  • Weed out non-working ideas ruthlessly
    • Throw away any idea if tests show it doesn't work no matter how beautiful/clever/effective it seemed
  • Factor and refactor


Divide heuristic solver into mostly independent steps:

  • Get rudimentary solver running as quickly as possible to get early-feedback.
  • Implementation and test of each step can be done separately
  • Sequence of steps might change later
  • Some (sequence of) steps might be executed more than once
  • Try making steps as orthogonal as possible
  • Don't think of steps as forming a pipeline
  • Don't force steps to one interface

Most difficult first

If solving for one item has consequences for the solution of other items:

  • Do the most difficult items first
    • Metric of difficulty depends on problem domain
    • There might be multiple dimensions of difficulty: need to set priorities right
  • Might need to revisit already solved items do be able to solve "less difficult" items.
    • Cleanup steps
    • Try to avoid backtracking at all costs
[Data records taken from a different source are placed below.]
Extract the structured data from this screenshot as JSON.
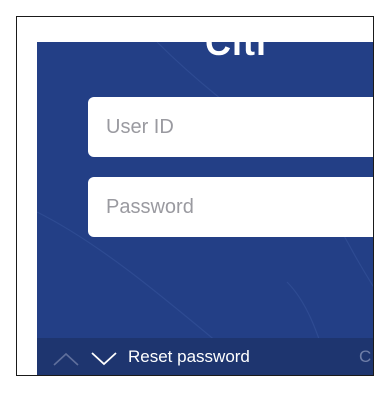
{
  "app": {
    "logo_text": "Citi"
  },
  "login": {
    "user_id_placeholder": "User ID",
    "password_placeholder": "Password"
  },
  "accessory_bar": {
    "prev_icon": "chevron-up-icon",
    "next_icon": "chevron-down-icon",
    "reset_label": "Reset password",
    "right_partial_label": "C"
  },
  "colors": {
    "background": "#233f86",
    "accessory_bar": "#1e356f",
    "field_background": "#ffffff",
    "placeholder": "#9a9aa0"
  }
}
Design for change

  • Tuning of heuristics requires changes
  • Changing user requirements
  • Assume that heuristic solver is going to be used for more than ten years

The following table shows the timeline of requirements changes for one specific heuristic solver originally implemented in 1998:

Year Small Medium Large Major Total Expected
1998 1 1     2 1
1999 1 1     2  
2000   1     1  
2001     1   1 1
2002 1 2 2 1 6 2
2003 1 1   1 3 1
2004 2 1 1   4  
2005 3 1     4  
2006 4 1 3 3 11  
2007     1 3 4 1
2008 1 2 1   4  
Total 14 11 9 8 42 6

Decision timing

Consider the timing of decisions during solving carefully:

  • premature decisions foreclose paths to possible solutions
  • overdue decisions leave too many possibilities for the solver to consider
  • some decisions need to be done early, others need to be delayed
  • postpone decisions as long as possible


Keep heuristic solver independent of the application's essential object model:

  • transform essential input model into solver model
  • execute solver
  • transform solver model output into essential output model


Produce an incorrect solution instead of no solution:

  • An incorrect solution still gives information to the user
  • The user might be able to correct the errors and derive a correct solution
  • You might be able to see where the heuristic is too weak and improve it
Creative Commons Attribution-Share Alike 3.0 Unported License Except where otherwise noted, content on this site is licensed under a Creative Commons Attribution-Share Alike 3.0 Unported License.